The Senate will be investigating starting next week the pollution and environment degradation in Boracay Island.
The Senate Committee on Environment and Natural Resources, led by Senator Cynthia Villar, together with the Committees on Tourism and Finance, are set to hold a joint hearing in the world-famous island in Malay, Aklan, on March 2, Friday.
Prior to the hearing, senators will conduct an ocular inspection in some areas of the island to see for themselves the extent of the reported pollution and contamination of its waters.
The Senate inquiry, in aid of legislation, will look into , the severe pollution in Boracay to address its “deteriorating” state and promote sustainable development.
The probe will also review the compliance by resorts and establishments with existing environment and tourism laws, which were reported to be the culprit behind the water contamination.
Pollution and degradation of other beach destinations in the country will also be discussed in the hearing.
Boracay Island was put in spotlight after President Duterte warned he would close down the popular tourist destination for violation by some businesses of environmental laws.

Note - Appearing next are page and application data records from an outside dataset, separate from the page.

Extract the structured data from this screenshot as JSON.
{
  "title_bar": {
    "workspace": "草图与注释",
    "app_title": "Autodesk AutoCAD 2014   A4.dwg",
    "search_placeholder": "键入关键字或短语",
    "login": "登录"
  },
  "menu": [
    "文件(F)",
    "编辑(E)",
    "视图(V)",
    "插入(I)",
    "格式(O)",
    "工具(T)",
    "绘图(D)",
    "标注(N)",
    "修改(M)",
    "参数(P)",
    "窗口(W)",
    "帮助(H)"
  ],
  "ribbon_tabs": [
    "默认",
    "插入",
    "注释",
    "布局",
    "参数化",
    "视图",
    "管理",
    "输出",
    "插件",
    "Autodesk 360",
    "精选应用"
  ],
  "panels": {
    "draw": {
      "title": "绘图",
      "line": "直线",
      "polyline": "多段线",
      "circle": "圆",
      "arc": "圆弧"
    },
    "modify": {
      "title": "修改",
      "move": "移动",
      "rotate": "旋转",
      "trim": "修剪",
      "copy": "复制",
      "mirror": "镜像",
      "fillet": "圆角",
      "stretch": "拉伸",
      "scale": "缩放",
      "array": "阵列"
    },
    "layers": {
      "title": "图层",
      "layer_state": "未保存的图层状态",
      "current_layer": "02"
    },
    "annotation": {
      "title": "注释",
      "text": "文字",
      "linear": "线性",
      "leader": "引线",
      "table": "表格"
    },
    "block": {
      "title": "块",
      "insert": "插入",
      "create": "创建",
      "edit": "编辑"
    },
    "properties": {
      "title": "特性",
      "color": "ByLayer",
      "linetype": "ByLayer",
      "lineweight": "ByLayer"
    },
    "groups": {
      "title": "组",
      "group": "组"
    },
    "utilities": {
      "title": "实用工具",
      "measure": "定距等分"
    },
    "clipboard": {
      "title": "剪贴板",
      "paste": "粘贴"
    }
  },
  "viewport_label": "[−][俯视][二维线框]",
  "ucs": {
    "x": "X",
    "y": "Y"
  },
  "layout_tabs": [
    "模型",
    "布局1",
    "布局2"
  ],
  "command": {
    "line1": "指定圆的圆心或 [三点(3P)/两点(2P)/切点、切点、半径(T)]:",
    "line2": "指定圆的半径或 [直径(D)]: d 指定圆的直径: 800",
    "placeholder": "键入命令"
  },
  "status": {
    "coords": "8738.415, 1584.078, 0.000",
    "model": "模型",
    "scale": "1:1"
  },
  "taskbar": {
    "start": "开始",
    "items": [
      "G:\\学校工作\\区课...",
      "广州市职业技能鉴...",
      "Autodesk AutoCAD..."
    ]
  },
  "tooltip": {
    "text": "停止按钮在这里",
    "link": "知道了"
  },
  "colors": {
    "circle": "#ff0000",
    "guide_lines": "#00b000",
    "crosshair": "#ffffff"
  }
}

Meanwhile, Senator Joel Villanueva has also filed a resolution seeking the review of the Department of Environment and Natural Resources’ (DENR) policy in approving and monitoring the applications for Environmental Compliance Certificates (ECCs) of establishments.
In his Senate Resolution No. 646, Villanueva cited the need for the review to ensure that the ECCs being issued by the DENR to any activity would guarantee the prevention of environmental damage and would not aggravate the impact of climate change.
He called on the DENR to upgrade the process of environmental assessment and issuance of ECC.
“Businesses and industries should account for the possible impact of their operations in aggravating the impact of climate change. Our regulatory agencies should also improve their capacity in monitoring compliance and enforcement of environmental policies,” Villanueva said.
The DENR had given notices of violation to 51 establishments in Boracay Islang found violating the Clean Water Act of 2004, which mandates all commercial and residential establishments dispose septic wastes through a treatment facility.
Some 300 establishments in Boracay Island are also being investigated by the DENR for possible violations.
Furthermore, the DENR is set to serve 174 show-cause orders to illegal forest occupants who have encroached on the island’s timberland areas.